<link rel="stylesheet" href="[css_dir_path]/tocbot.css">
<link rel="stylesheet" href="[css_dir_path]/styles.css">

Specify Location of TOC

I placed my TOC in my sidebar.html.

Unfortunately, this may not be available to you depending on your theme and layout.

Many people do place it in their single.html file.

<!--Tocbot TOC Placeholder -->
<div class="js-toc"></div>

Your class name does not need to be js-toc.

Specify Location of Content

Your Tocbot will dynamically generate your TOC by searching for header tags (<h1>, <h2>, etc.) in your content.

But it doesn’t know where the content is, so that’s why we need our content to be wrapped inside a <div> with class js-toc-content.

This might mean you’re creating a new <div> around your content or simply adding a new class to an already existing <div> (this latter option makes more sense to me).

Search all your .html files for .Content, since this is where Hugo will generate the posts from your content folder.

It is likely inside single.html, which is where I put this code snippet.

<!-- Post Content -->
<div class="article-post js-toc-content">
    {{ .Content }}
</div>

Again, the class name does not need to be js-toc-content.

Initialize Tocbot Scripts

The first thing we want to do is add the tocbot.min.js file we downloaded earlier to our Hugo project.

We generally have two options:

  1. Add Tocbot to every page on our site: add <script> tag to baseof.html
  2. Add Tocbot only to article pages: add <script> tag to single.html
<script src="[js_dir_path]/tocbot.min.js"></script>

Next, we want to initialize Tocbot directly after the <script> tag above.

We can use tocbot.init() to do this. We need to specify where to render the TOC and where the content is.

<!-- tocbot options -->
<script type="text/javascript">
tocbot.init({
    // Where to render the table of contents.
    tocSelector: '.js-toc',
    // Where to grab the headings to build the table of contents.
    contentSelector: '.js-toc-content',
    // Which headings to grab inside of the contentSelector element.
    headingSelector: 'h1, h2, h3'
});
</script>

If you changed either class name (.js-toc or .js-toc-content) in a section above, make sure you reflect that change in the initialization here.
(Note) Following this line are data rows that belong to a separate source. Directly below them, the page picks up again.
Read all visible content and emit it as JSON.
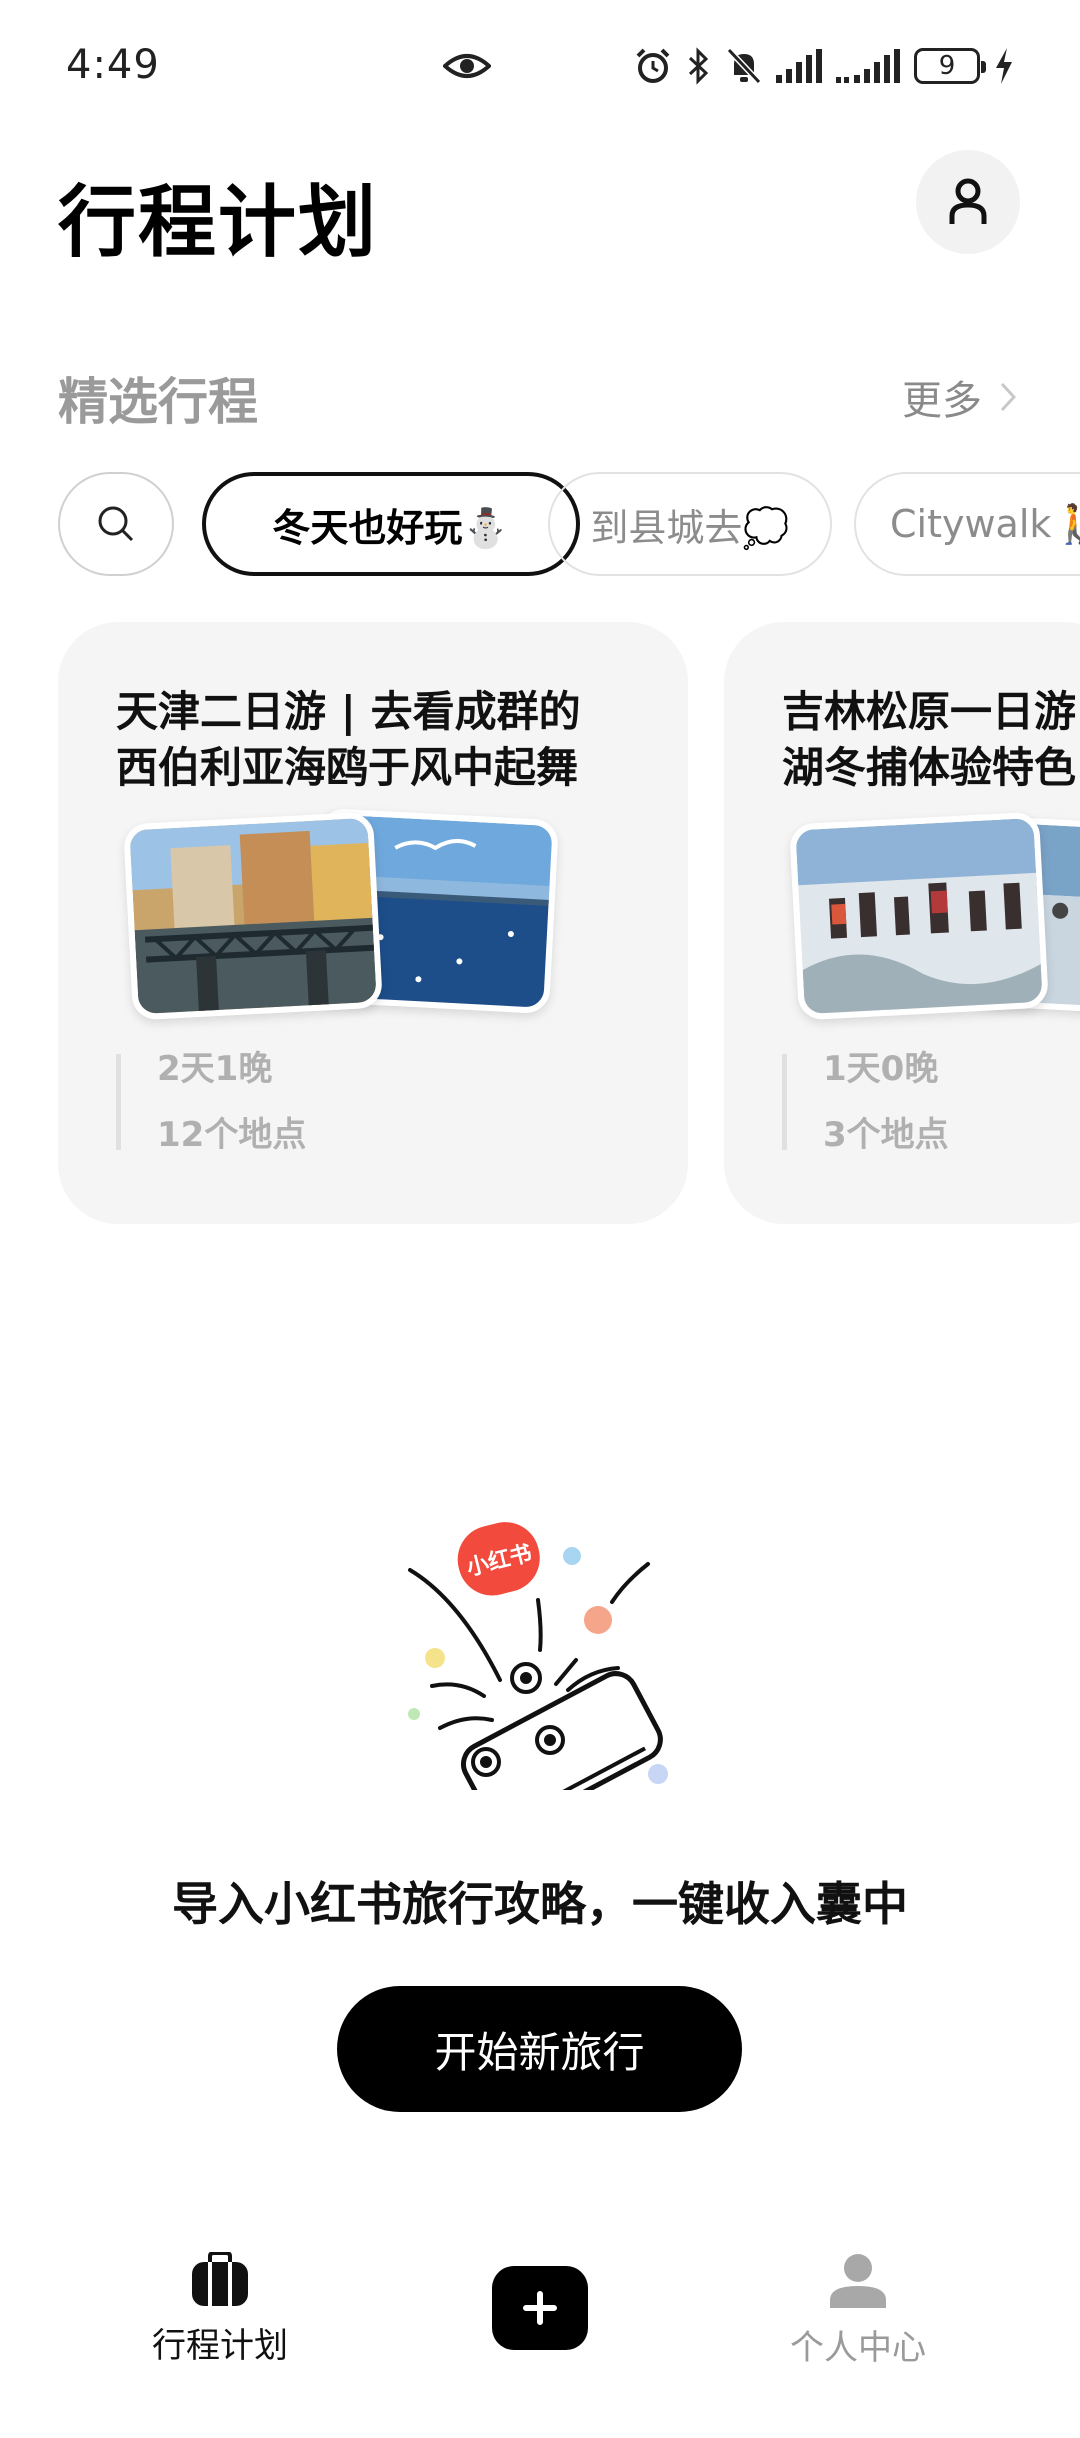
{
  "status_bar": {
    "time": "4:49",
    "battery_level": "9"
  },
  "header": {
    "title": "行程计划"
  },
  "section": {
    "title": "精选行程",
    "more_label": "更多"
  },
  "chips": [
    {
      "label": ""
    },
    {
      "label": "冬天也好玩⛄"
    },
    {
      "label": "到县城去💭"
    },
    {
      "label": "Citywalk🚶"
    }
  ],
  "cards": [
    {
      "title_line1": "天津二日游 | 去看成群的",
      "title_line2": "西伯利亚海鸥于风中起舞",
      "duration": "2天1晚",
      "places": "12个地点"
    },
    {
      "title_line1": "吉林松原一日游",
      "title_line2": "湖冬捕体验特色",
      "duration": "1天0晚",
      "places": "3个地点"
    }
  ],
  "empty_state": {
    "badge_text": "小红书",
    "message": "导入小红书旅行攻略，一键收入囊中",
    "button_label": "开始新旅行"
  },
  "bottom_nav": {
    "trips_label": "行程计划",
    "profile_label": "个人中心"
  }
}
For more ways to customize your Tocbot, be sure to check out the official Tocbot website.

Conclusion

There you have it! You should have a working TOC for your Hugo site.

This is a fairly straightforward and simple process, but it can be confusing when you’re first starting out with Hugo.

Good luck starting your site!